- In the United States, recent polls found that 70 percent of American workers consider their workplace a significant source of stress, whereas 51 percent report job stress reduces their productivity.
- Public health officials are calling workplace stress an epidemic. More people are experiencing anxiety attacks and exhaustion.
- In our culture, the people who succeed are healthy, young and free from family obligations. The rest of us [overwhelmingly ‘women’ ] struggle along as best we can – juggling work and life and often dropping the ball.
- Traditional roles die hard. More often than not, women are still the chief caregivers. That puts additional stress on them
- Because our culture neither honors nor makes room for ‘caregiving’ nor is it valued for the work it truly is.
And then Mary sets forth a disturbing and entirely legitimate bill of particulars indicting the nonprofit sector over the work-life issue:
- “Productivity. Is our all-work, all-the-time culture really working?”
- “If our nonprofit organizations work to create a better, more egalitarian world, why do we see this mindset [of ignoring the value and importance of caregiving] there? Shouldn’t we value caregiving as an extension of our missions?”
- Female CEOs in the nonprofit sector make less than men at every budget level. “What does that mean in a sector like ours where women are the majority?”
- Women are smart and capable — but stressed more by the competing demands of home and work.
- “Inequality. The New York Times says girls achieve more in school, make up more than half the college population, and enter the workforce with higher salaries. Yet the top positions in the corporate world are still held by men.”
- “Guilt. For our sector, work isn’t just an exchange of labor for money. People depend on us!”
- The percentage of female chief executives declined slightly.
- Development directors also showed a pay gap. In organizations with budgets of $500,000 to $1 million, median earnings for men were 13 percent higher than women’s.
- “Not so good.”
And then Mary delivers the payoff in terms of a series of terrific questions we all need to be asking ourselves and each other:
- “Are we losing experienced, skilled people because their time and flexibility are more important than pay?
- “Is working so much even productive? I’ve seen several related stories lately about shorter work days. It seems likely that a 6 hour day can be as productive — or more — than an 8 hour day. That fits my experience.”
- “How many nonprofit employers would hesitate to pay an experienced person fairly for fewer hours?
- “When people depend on your fundraising success, how do you leave it at the office?
- “When everyone is overwhelmed and working late, how do you leave without feeling awful?”
According to Mary here’s how the work-life problem currently manifests itself in our world:
- “When staff is always overwhelmed with work, either there isn’t enough staff or the staff isn’t well-trained. There’s always more work than there are people-hours.
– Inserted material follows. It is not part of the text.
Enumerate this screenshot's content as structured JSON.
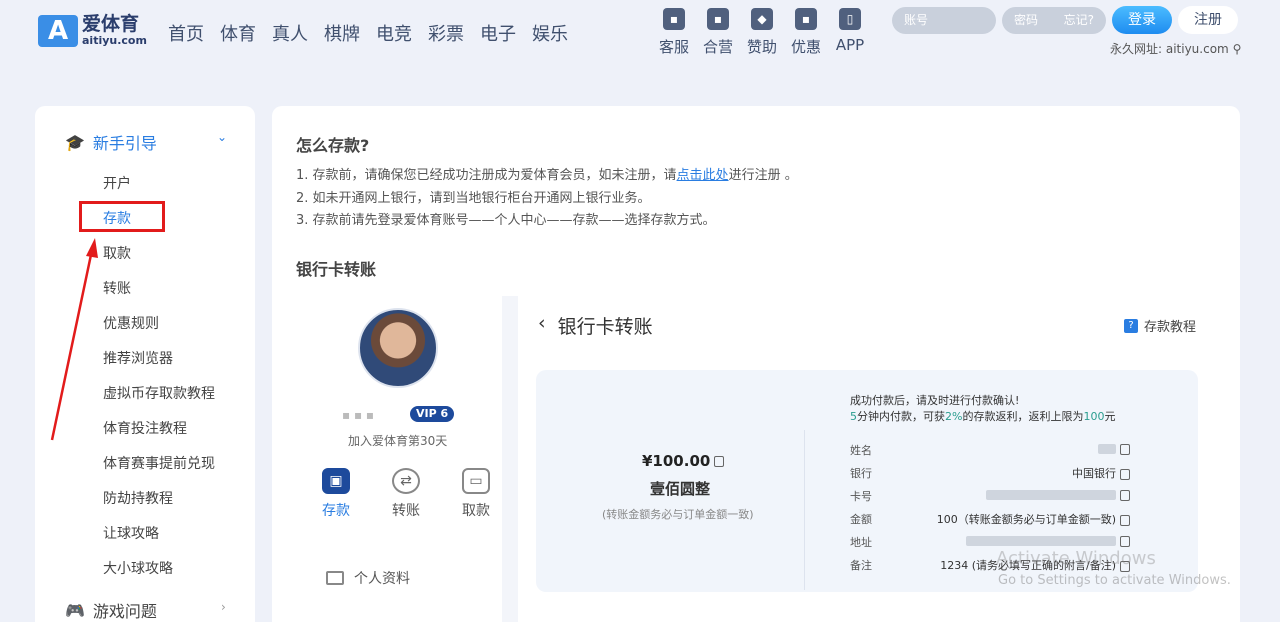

- “But the public has learned to look at personnel costs as ‘overhead’. Extra, wasteful expenses to be kept to a minimum so donors would know their gifts were focused only on the mission. We know now this is all wrong. And even the big charity watchdog groups are revising their rating systems. But the myth remains.
- “Boards look at the expense side of the budget and worry. But they could be looking at the income side — if they were willing to invest in fundraising.
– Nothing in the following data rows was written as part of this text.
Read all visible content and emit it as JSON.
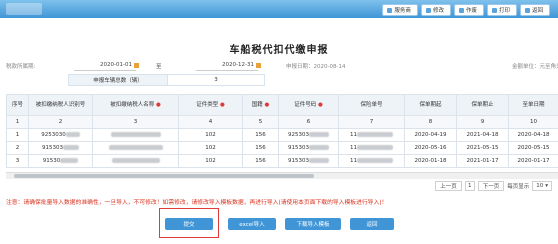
{
  "toolbar": {
    "buttons": [
      {
        "label": "服务商"
      },
      {
        "label": "修改"
      },
      {
        "label": "作废"
      },
      {
        "label": "打印"
      },
      {
        "label": "返回"
      }
    ]
  },
  "page": {
    "title": "车船税代扣代缴申报"
  },
  "period": {
    "label": "税款所属期:",
    "start": "2020-01-01",
    "sep": "至",
    "end": "2020-12-31",
    "report_date": "申报日期：2020-08-14",
    "unit": "金额单位：元至角分"
  },
  "count": {
    "label": "申报车辆总数（辆）",
    "value": "3"
  },
  "table": {
    "headers": [
      "序号",
      "被扣缴纳税人识别号",
      "被扣缴纳税人名称",
      "证件类型",
      "国籍",
      "证件号码",
      "保险单号",
      "保单期起",
      "保单期止",
      "至单日期"
    ],
    "required": [
      false,
      false,
      true,
      true,
      true,
      true,
      false,
      false,
      false,
      false
    ],
    "col_numbers": [
      "1",
      "2",
      "3",
      "4",
      "5",
      "6",
      "7",
      "8",
      "9",
      "10"
    ],
    "rows": [
      {
        "no": "1",
        "taxid": "9253030",
        "name": "",
        "cert": "102",
        "nation": "156",
        "certno": "925303",
        "policy": "11",
        "start": "2020-04-19",
        "end": "2021-04-18",
        "date": "2020-04-18"
      },
      {
        "no": "2",
        "taxid": "915303",
        "name": "",
        "cert": "102",
        "nation": "156",
        "certno": "915303",
        "policy": "11",
        "start": "2020-05-16",
        "end": "2021-05-15",
        "date": "2020-05-15"
      },
      {
        "no": "3",
        "taxid": "91530",
        "name": "",
        "cert": "102",
        "nation": "156",
        "certno": "915303",
        "policy": "11",
        "start": "2020-01-18",
        "end": "2021-01-17",
        "date": "2020-01-17"
      }
    ]
  },
  "pager": {
    "prev": "上一页",
    "current": "1",
    "next": "下一页",
    "size_label": "每页显示",
    "size": "10"
  },
  "notice": "注意：请确保批量导入数据的准确性，一旦导入，不可修改！如需修改，请修改导入模板数据，再进行导入(请使用本页面下载的导入模板进行导入)！",
  "actions": {
    "submit": "提交",
    "excel_import": "excel导入",
    "download_template": "下载导入模板",
    "back": "返回"
  },
  "colors": {
    "accent": "#3f95d6",
    "warning": "#d9321f",
    "highlight": "#e13b3b"
  }
}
- “Executive directors cut hours or personnel to make budgets work. Instead, they could make the case for increased income and impact.
- “And nonprofit leaders model bad behavior themselves. They take it as a badge of honor when they’re described as ‘married to their work’ instead of modeling a balanced life.
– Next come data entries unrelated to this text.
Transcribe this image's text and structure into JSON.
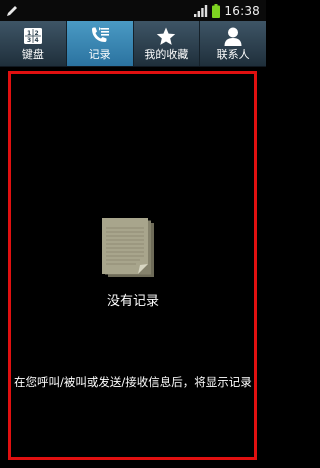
{
  "status_bar": {
    "time": "16:38",
    "left_icon": "pen-icon",
    "signal_icon": "signal-icon",
    "battery_icon": "battery-icon"
  },
  "tabs": [
    {
      "label": "键盘",
      "icon": "keypad-icon",
      "active": false
    },
    {
      "label": "记录",
      "icon": "call-log-icon",
      "active": true
    },
    {
      "label": "我的收藏",
      "icon": "star-icon",
      "active": false
    },
    {
      "label": "联系人",
      "icon": "person-icon",
      "active": false
    }
  ],
  "empty_state": {
    "title": "没有记录",
    "hint": "在您呼叫/被叫或发送/接收信息后，将显示记录",
    "icon": "document-stack-icon"
  },
  "colors": {
    "highlight_border": "#e01010",
    "active_tab": "#3a88b6",
    "tab_bar": "#2e4250",
    "battery": "#7ed321"
  }
}
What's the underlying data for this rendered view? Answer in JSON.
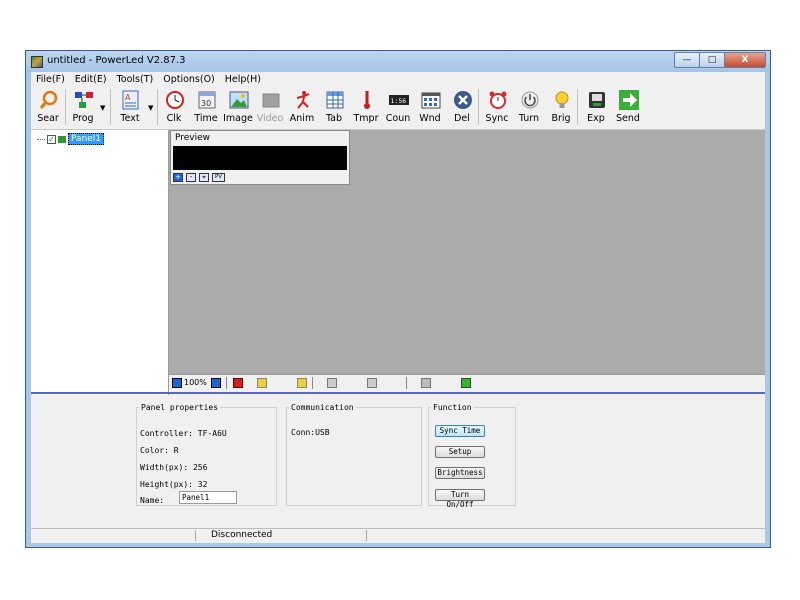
{
  "window": {
    "title": "untitled - PowerLed V2.87.3",
    "controls": {
      "minimize": "—",
      "maximize": "□",
      "close": "X"
    }
  },
  "menu": [
    "File(F)",
    "Edit(E)",
    "Tools(T)",
    "Options(O)",
    "Help(H)"
  ],
  "toolbar": [
    {
      "label": "Sear",
      "icon": "search-icon"
    },
    {
      "label": "Prog",
      "icon": "program-icon"
    },
    {
      "label": "Text",
      "icon": "text-icon"
    },
    {
      "label": "Clk",
      "icon": "clock-icon"
    },
    {
      "label": "Time",
      "icon": "calendar-icon"
    },
    {
      "label": "Image",
      "icon": "image-icon"
    },
    {
      "label": "Video",
      "icon": "video-icon",
      "disabled": true
    },
    {
      "label": "Anim",
      "icon": "animation-icon"
    },
    {
      "label": "Tab",
      "icon": "table-icon"
    },
    {
      "label": "Tmpr",
      "icon": "thermometer-icon"
    },
    {
      "label": "Coun",
      "icon": "counter-icon"
    },
    {
      "label": "Wnd",
      "icon": "window-icon"
    },
    {
      "label": "Del",
      "icon": "delete-icon"
    },
    {
      "label": "Sync",
      "icon": "alarm-clock-icon"
    },
    {
      "label": "Turn",
      "icon": "power-icon"
    },
    {
      "label": "Brig",
      "icon": "bulb-icon"
    },
    {
      "label": "Exp",
      "icon": "export-icon"
    },
    {
      "label": "Send",
      "icon": "send-arrow-icon"
    }
  ],
  "tree": {
    "panel_label": "Panel1"
  },
  "preview": {
    "title": "Preview",
    "buttons": [
      "+",
      "-",
      "⌖",
      "PV"
    ]
  },
  "status_strip": {
    "zoom": "100%"
  },
  "panel_properties": {
    "legend": "Panel properties",
    "controller": "Controller: TF-A6U",
    "color": "Color: R",
    "width": "Width(px): 256",
    "height": "Height(px): 32",
    "name_label": "Name:",
    "name_value": "Panel1"
  },
  "communication": {
    "legend": "Communication",
    "conn": "Conn:USB"
  },
  "function": {
    "legend": "Function",
    "sync_time": "Sync Time",
    "setup": "Setup",
    "brightness": "Brightness",
    "turn_onoff": "Turn On/Off"
  },
  "statusbar": {
    "text": "Disconnected"
  },
  "colors": {
    "workspace": "#ababab",
    "accent_bar": "#5566cc",
    "tree_selection": "#3399ff"
  }
}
- “We’re doing meaningful work. We accept we’ll likely be paid less than a position in the for-profit sector.”
“But does it mean we have to prioritize our work above our life?”
There’s no better time than now to make your heart, voice and action known.
P.S. Thanks to loyal Agitator reader Pam Grow calling attention to Mary’s post.